And then a thundering storm arrives. Cloudbursts, and then the sun comes back and smiles too.
In the late afternoon, I went to “lose” myself upon vague roads, muddy, in the lush countryside.
People live there, along the roads, in sheds made of wave plate and wood.
I have photographed the misery and dignity.
Because you have no idea of the conditions under which these people live.
Because you have no idea of the brightness of their smiles, despite everything, their sense of hospitality, their instinctive kindness …
Standing in the mud, I saw poor people, but yet laughing.
The challenge has reached the budget of 100% +.
Thanks to all of you who have been so generous ! A huge thank you , especially to my partners SOCIETEA (Law firm in France) :
An huge thanks also for all the donors:
H.R.H. Prince Michael of Yougoslavia, Nathalie Saluzzi, Karine Courtin, Corine Malzac, Nina Drew, Laurie Guichard Fiancette, Santa Maria, Henri Terres, Anne-Isabelle Gaillard, Julien Marigo, Carole Prunier, Karima Lakhdar, Michèle Bru, Stéphanie Duval, Michel Caball & Caball Immobilier, Thierry Patricolo, Ericke Schut, Philippe Wodianyk, Philippe Picard, Philippe Garcia, Rolland Dalmau, Pierre Aigret, Jean-yves Lacherie, Denis Dupont, Elodie Lapiczak-leydier, Sandrine Ppn, Stéphanie Dunyach, Jacques Robineau, Laure Mathieu, Sidonie Sacchini, Sylvie Barbier, Laurence Jourdain, Stéphanie Planes, Catherine Horemans, Virginie Charles, Sylvain Leignier, Laurine Thiodet, Florence Rambure, Yolande Belasco, Pascale Dumazet, Jean-Claude Moulart, Fabienne Stroh, Cyril Lubin, Valérie Silvert, Coolcat66, Blandine Clément, Coralie Rigual-prats, Caroline Martin, Yves Decordt, Natali Felix, Alice Wallard, Sophie Ramoneda, Olivier Bolte, Sandra Boens, Jean-Charles Martinez, Michel Font, Marie-Pierre Rodriguez, André Maydat, Maurice Garcia Bes, Nicolas Buck, Sylvain Philippon, Philippe Clerc, Monique Monnet, Cécile Benoit Picchi, Gwéna Piquepaille, Isabelle Bertrand, Vincent Fourquet, Elisabeth Ronde, Liz 1, Amélie Rullion, Charlotte Van Proeyen & Jacques Bousquet !
There are still 6 days left to collect, so for those who still wish to donate, go to : http://www.ulule.com/reportage-photo-cambodge
Thanks in advance!
What’s left for me is to make beautiful pictures so that the auction will be an enormous success and that we can offer the maximum to these children who really deserve it !
My friend Nicolas Caudeville made me an interview on his blog “L’Archipel Strike Back” (L’archipel contre attaque).
The opportunity to introduce my next photo reprtage in Cambodia for the journalist Tina Kieffer and the association she heads: “All at school.” (Toutes à l’école)
The video interview:
Today, 36% of the budget is fixed but I still need your donations, your generosity and your good heart!
I hope you are all very well.
I have a favor to ask you…I have to leave very soon to Cambodia for a humanitarian reportage about destitute girls.
Journalist Tina Kieffer has created an organization that helps young children and already educates more than 1000 of them.

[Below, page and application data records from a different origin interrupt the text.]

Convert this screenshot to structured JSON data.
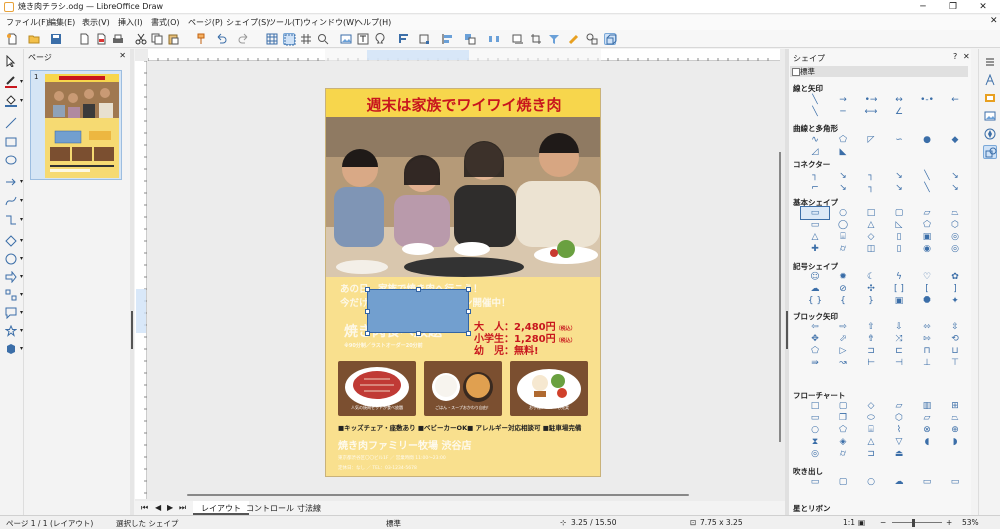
{
  "window": {
    "title": "焼き肉チラシ.odg — LibreOffice Draw"
  },
  "menu": [
    "ファイル(F)",
    "編集(E)",
    "表示(V)",
    "挿入(I)",
    "書式(O)",
    "ページ(P)",
    "シェイプ(S)",
    "ツール(T)",
    "ウィンドウ(W)",
    "ヘルプ(H)"
  ],
  "pages_panel": {
    "title": "ページ",
    "page_number": "1"
  },
  "flyer": {
    "headline": "週末は家族でワイワイ焼き肉",
    "line1": "あの日、家族で焼き肉へ行こう！",
    "line2": "今だけ　　　　　キャンペーン開催中！",
    "big": "焼き肉食べ放題",
    "sub": "※90分制／ラストオーダー20分前",
    "adult": "大　人：2,480円",
    "child": "小学生：1,280円",
    "infant": "幼　児：無料!",
    "tax": "（税込）",
    "food_captions": [
      "人気の焼肉セットが食べ放題",
      "ごはん・スープおかわり自由！",
      "お子様メニューも充実"
    ],
    "features": "■キッズチェア・座敷あり ■ベビーカーOK■ アレルギー対応相談可 ■駐車場完備",
    "restaurant": "焼き肉ファミリー牧場 渋谷店",
    "address": "東京都渋谷区〇〇ビル1F ／ 営業時間 11:00〜23:00",
    "contact": "定休日：なし ／ TEL：03-1234-5678"
  },
  "tabs": [
    "レイアウト",
    "コントロール",
    "寸法線"
  ],
  "shapes_panel": {
    "title": "シェイプ",
    "section": "標準",
    "categories": [
      "線と矢印",
      "曲線と多角形",
      "コネクター",
      "基本シェイプ",
      "記号シェイプ",
      "ブロック矢印",
      "フローチャート",
      "吹き出し",
      "星とリボン"
    ]
  },
  "status": {
    "page": "ページ 1 / 1 (レイアウト)",
    "selection": "選択した シェイプ",
    "style": "標準",
    "position": "3.25 / 15.50",
    "size": "7.75 x 3.25",
    "scale": "1:1",
    "zoom": "53%"
  },
  "colors": {
    "accent": "#3b6ea8",
    "flyer_bg": "#f9e08e",
    "headline": "#c8161d"
  }
}
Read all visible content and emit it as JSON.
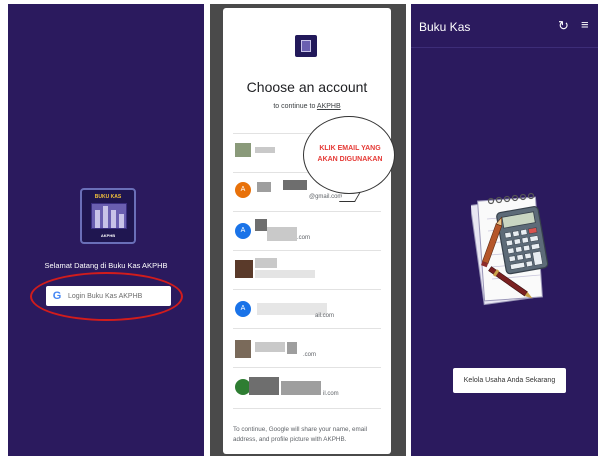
{
  "login_screen": {
    "logo": {
      "title": "BUKU KAS",
      "name": "AKPHB"
    },
    "welcome": "Selamat Datang di Buku Kas AKPHB",
    "login_button": "Login Buku Kas AKPHB",
    "google_icon": "google-g-icon",
    "highlight_color": "#d11c1c"
  },
  "account_chooser": {
    "title": "Choose an account",
    "subtitle_prefix": "to continue to ",
    "subtitle_app": "AKPHB",
    "callout": "KLIK EMAIL YANG AKAN DIGUNAKAN",
    "accounts": [
      {
        "initial": "",
        "email_suffix": ""
      },
      {
        "initial": "A",
        "email_suffix": "@gmail.com"
      },
      {
        "initial": "A",
        "email_suffix": ".com"
      },
      {
        "initial": "",
        "email_suffix": ""
      },
      {
        "initial": "A",
        "email_suffix": "ail.com"
      },
      {
        "initial": "",
        "email_suffix": ".com"
      },
      {
        "initial": "",
        "email_suffix": "il.com"
      }
    ],
    "footer": "To continue, Google will share your name, email address, and profile picture with AKPHB."
  },
  "home_screen": {
    "app_title": "Buku Kas",
    "sync_icon": "sync-icon",
    "menu_icon": "menu-icon",
    "cta_button": "Kelola Usaha Anda Sekarang"
  },
  "colors": {
    "brand_purple": "#2b1a5e",
    "callout_red": "#e53935",
    "google_blue": "#4285f4"
  }
}
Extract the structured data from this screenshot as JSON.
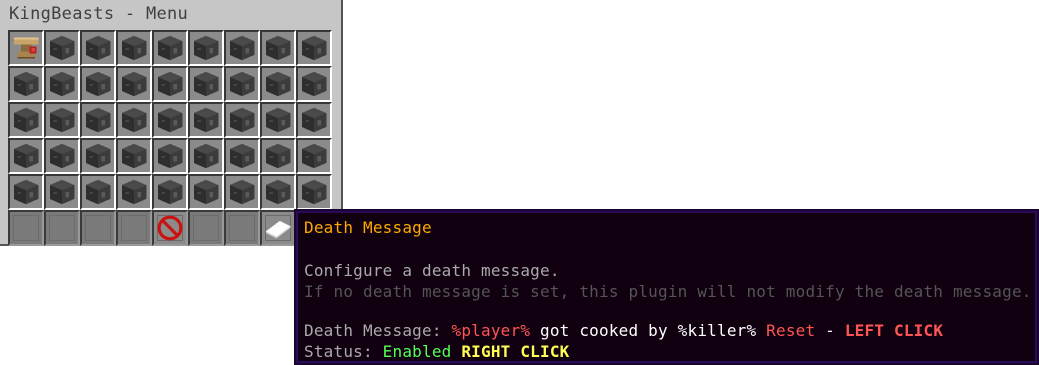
{
  "window": {
    "title": "KingBeasts - Menu"
  },
  "grid": {
    "rows": 5,
    "columns": 9,
    "first_slot_icon": "anvil-icon",
    "slot_icon": "locked-cube-icon"
  },
  "bottom_row": [
    {
      "icon": "gray-pane-icon"
    },
    {
      "icon": "gray-pane-icon"
    },
    {
      "icon": "gray-pane-icon"
    },
    {
      "icon": "gray-pane-icon"
    },
    {
      "icon": "barrier-icon"
    },
    {
      "icon": "gray-pane-icon"
    },
    {
      "icon": "gray-pane-icon"
    },
    {
      "icon": "paper-icon"
    }
  ],
  "tooltip": {
    "title": "Death Message",
    "description": "Configure a death message.",
    "description_note": "If no death message is set, this plugin will not modify the death message.",
    "message_label": "Death Message: ",
    "message_player": "%player%",
    "message_mid": " got cooked by ",
    "message_killer": "%killer%",
    "message_reset": " Reset",
    "message_dash": " - ",
    "message_action": "LEFT CLICK",
    "status_label": "Status: ",
    "status_value": "Enabled",
    "status_action": " RIGHT CLICK"
  },
  "colors": {
    "title": "#ffaa00",
    "text_gray": "#aaaaaa",
    "text_dark_gray": "#555555",
    "red": "#ff5555",
    "green": "#55ff55",
    "yellow": "#ffff55",
    "tooltip_bg": "#100010",
    "tooltip_border": "#2a0a5a"
  }
}
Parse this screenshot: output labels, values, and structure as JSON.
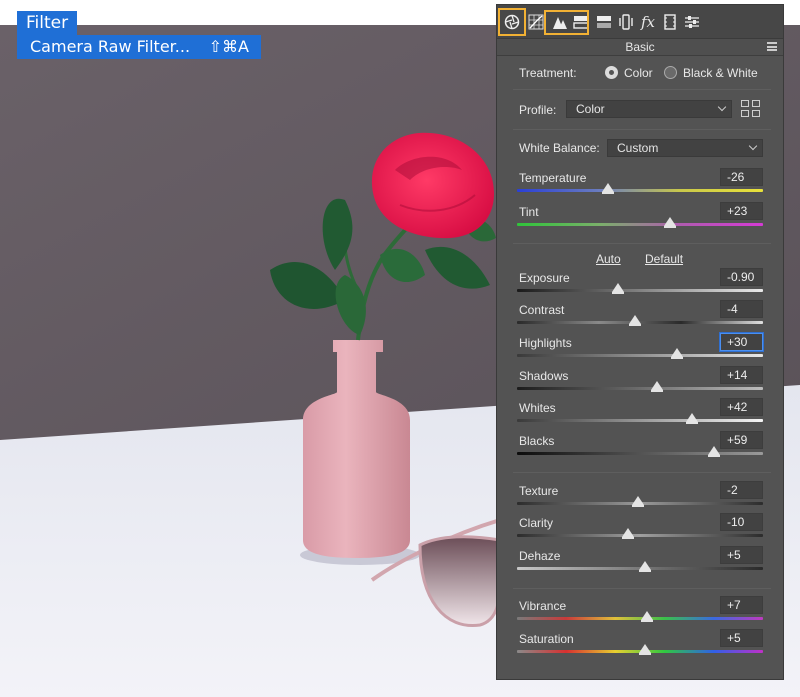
{
  "menu": {
    "title": "Filter",
    "item_label": "Camera Raw Filter...",
    "item_shortcut": "⇧⌘A"
  },
  "panel": {
    "section_title": "Basic",
    "toolbar_icons": [
      "aperture-icon",
      "tone-curve-icon",
      "detail-icon",
      "hsl-icon",
      "split-toning-icon",
      "lens-corrections-icon",
      "fx-icon",
      "camera-calibration-icon",
      "presets-icon"
    ],
    "fx_glyph": "fx",
    "treatment": {
      "label": "Treatment:",
      "options": [
        "Color",
        "Black & White"
      ],
      "selected": "Color"
    },
    "profile": {
      "label": "Profile:",
      "value": "Color"
    },
    "white_balance": {
      "label": "White Balance:",
      "value": "Custom"
    },
    "auto_label": "Auto",
    "default_label": "Default",
    "sliders": {
      "temperature": {
        "label": "Temperature",
        "value": "-26",
        "position": 0.37
      },
      "tint": {
        "label": "Tint",
        "value": "+23",
        "position": 0.62
      },
      "exposure": {
        "label": "Exposure",
        "value": "-0.90",
        "position": 0.41
      },
      "contrast": {
        "label": "Contrast",
        "value": "-4",
        "position": 0.48
      },
      "highlights": {
        "label": "Highlights",
        "value": "+30",
        "position": 0.65
      },
      "shadows": {
        "label": "Shadows",
        "value": "+14",
        "position": 0.57
      },
      "whites": {
        "label": "Whites",
        "value": "+42",
        "position": 0.71
      },
      "blacks": {
        "label": "Blacks",
        "value": "+59",
        "position": 0.8
      },
      "texture": {
        "label": "Texture",
        "value": "-2",
        "position": 0.49
      },
      "clarity": {
        "label": "Clarity",
        "value": "-10",
        "position": 0.45
      },
      "dehaze": {
        "label": "Dehaze",
        "value": "+5",
        "position": 0.52
      },
      "vibrance": {
        "label": "Vibrance",
        "value": "+7",
        "position": 0.53
      },
      "saturation": {
        "label": "Saturation",
        "value": "+5",
        "position": 0.52
      }
    }
  }
}
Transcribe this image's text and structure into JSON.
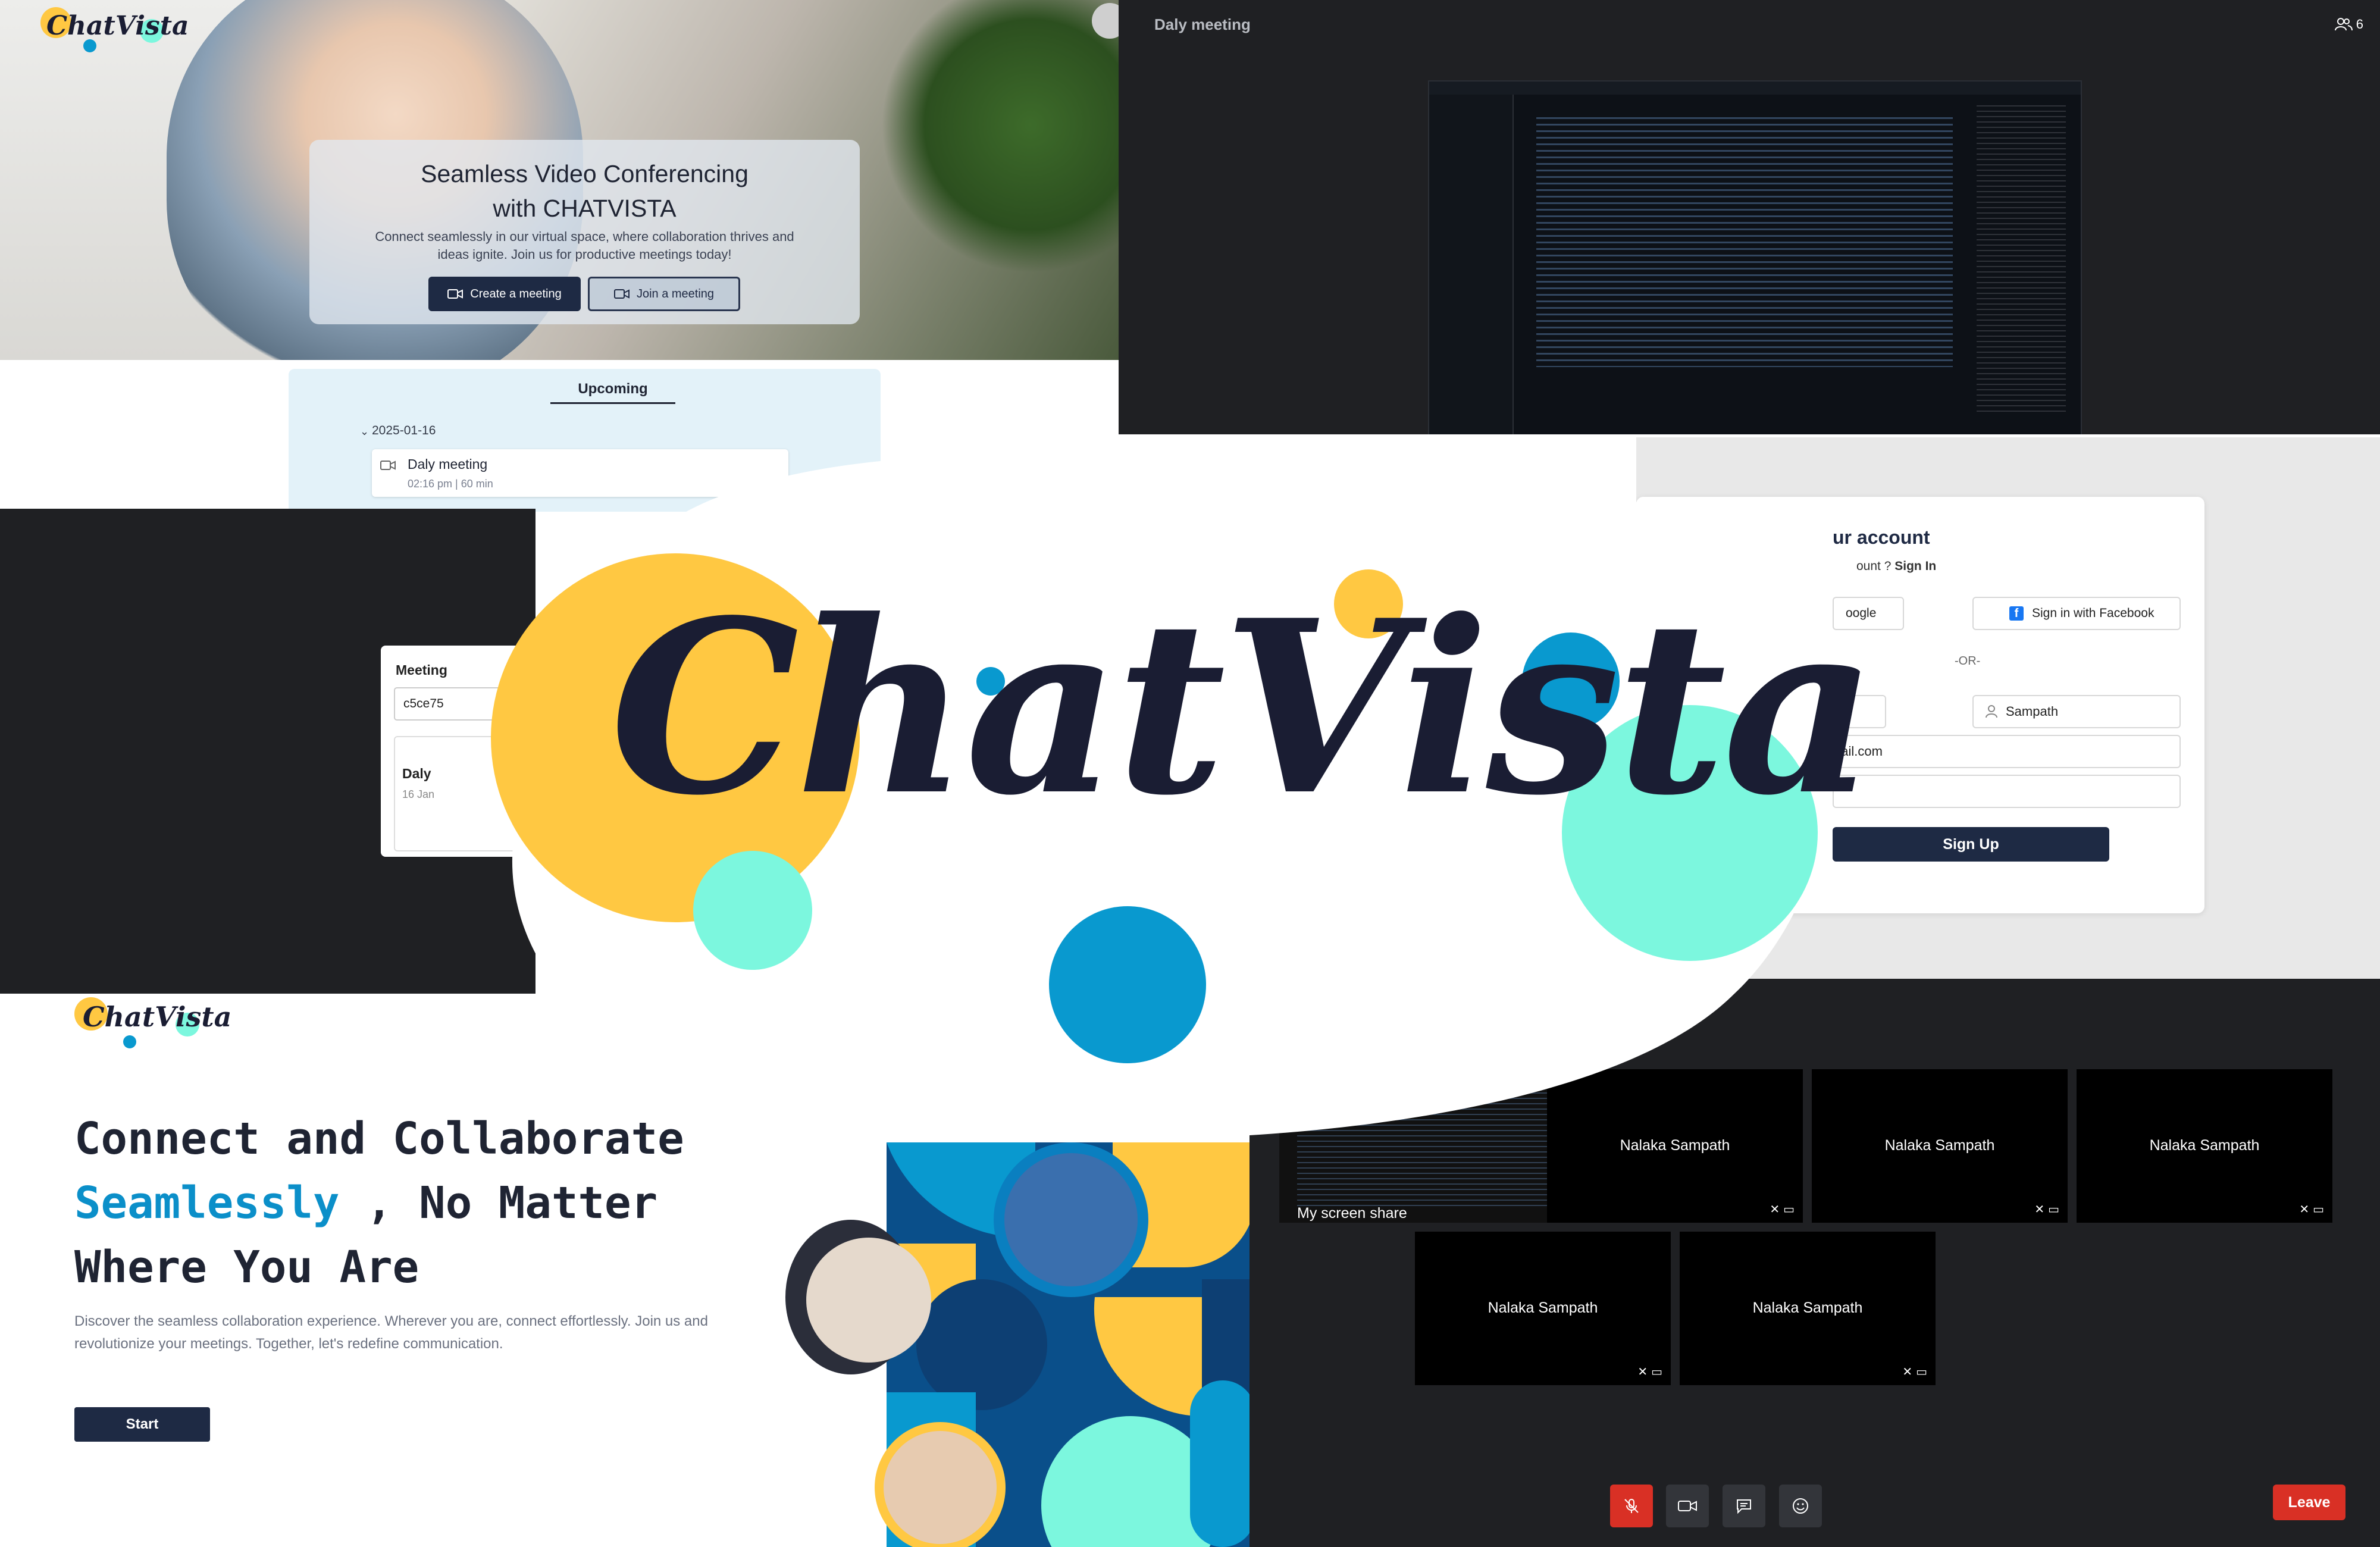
{
  "colors": {
    "navy": "#1e2a44",
    "ink": "#1a1d33",
    "yellow": "#ffc842",
    "aqua": "#7cf7de",
    "blue": "#0999cf",
    "dark_bg": "#1f2023",
    "leave_red": "#d93025",
    "accent_blue": "#0b8fc9"
  },
  "brand": {
    "name": "ChatVista"
  },
  "hero": {
    "title_line1": "Seamless Video Conferencing",
    "title_line2": "with CHATVISTA",
    "subtitle": "Connect seamlessly in our virtual space, where collaboration thrives and ideas ignite. Join us for productive meetings today!",
    "create_label": "Create a meeting",
    "join_label": "Join a meeting",
    "create_icon": "video-camera-icon",
    "join_icon": "video-camera-icon"
  },
  "upcoming": {
    "tab_label": "Upcoming",
    "date": "2025-01-16",
    "item": {
      "title": "Daly meeting",
      "meta": "02:16 pm | 60 min"
    }
  },
  "meeting": {
    "title": "Daly meeting",
    "participant_count": "6"
  },
  "signup": {
    "title": "ur account",
    "question": "ount ? ",
    "signin_link": "Sign In",
    "google_label": "oogle",
    "facebook_label": "Sign in with Facebook",
    "or_label": "-OR-",
    "last_name_value": "Sampath",
    "email_value": "nail.com",
    "submit_label": "Sign Up"
  },
  "meeting_card": {
    "label": "Meeting",
    "code_value": "c5ce75",
    "item_title": "Daly ",
    "item_date": "16 Jan"
  },
  "landing": {
    "headline_line1": "Connect and Collaborate",
    "headline_accent": "Seamlessly",
    "headline_line2_rest": " , No Matter",
    "headline_line3": "Where You Are",
    "description_line1": "Discover the seamless collaboration experience. Wherever you are, connect effortlessly. Join us and",
    "description_line2": "revolutionize your meetings. Together, let's redefine communication.",
    "start_label": "Start"
  },
  "video_grid": {
    "screen_share_label": "My screen share",
    "tiles": [
      "Nalaka Sampath",
      "Nalaka Sampath",
      "Nalaka Sampath",
      "Nalaka Sampath",
      "Nalaka Sampath"
    ],
    "leave_label": "Leave",
    "controls": [
      "mic-off-icon",
      "video-camera-icon",
      "chat-icon",
      "emoji-icon"
    ]
  }
}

She has built three schools near Phnom Penh, and she dresses and nourish them!
Tina Kieffer asked me to produce a photo reportage on the schools and about these children, and the work of her association.
ALL PHOTOS ARE SOLD AT AN AUCTION, ALL FOR THE BENEFIT OF THESE YOUNG GIRLS (100% of the money raised will be donated), at the exhibition and at the opening media and culture personalities will be involved, such as Claire Chazal and Jean-Jacques Aillagon (former Minister of Culture).
This reportage and this trip is very expensive, and I decided to appeal to your good heart and ask for your donations to help these children who have suffered enough already (many orphans, victims of child prostitution …).
You can make a donation of any kind, on the page of my project here:
And just as important, please, share this email and the link to my page of Ulule to reach your family, friends, that this reportage will be created and that, all of us can help to a noble cause …
I NEED YOU !
Thank you in advance!
Gregory Herpe, Photographer
PS: Of course I remain at your disposal if you want more information…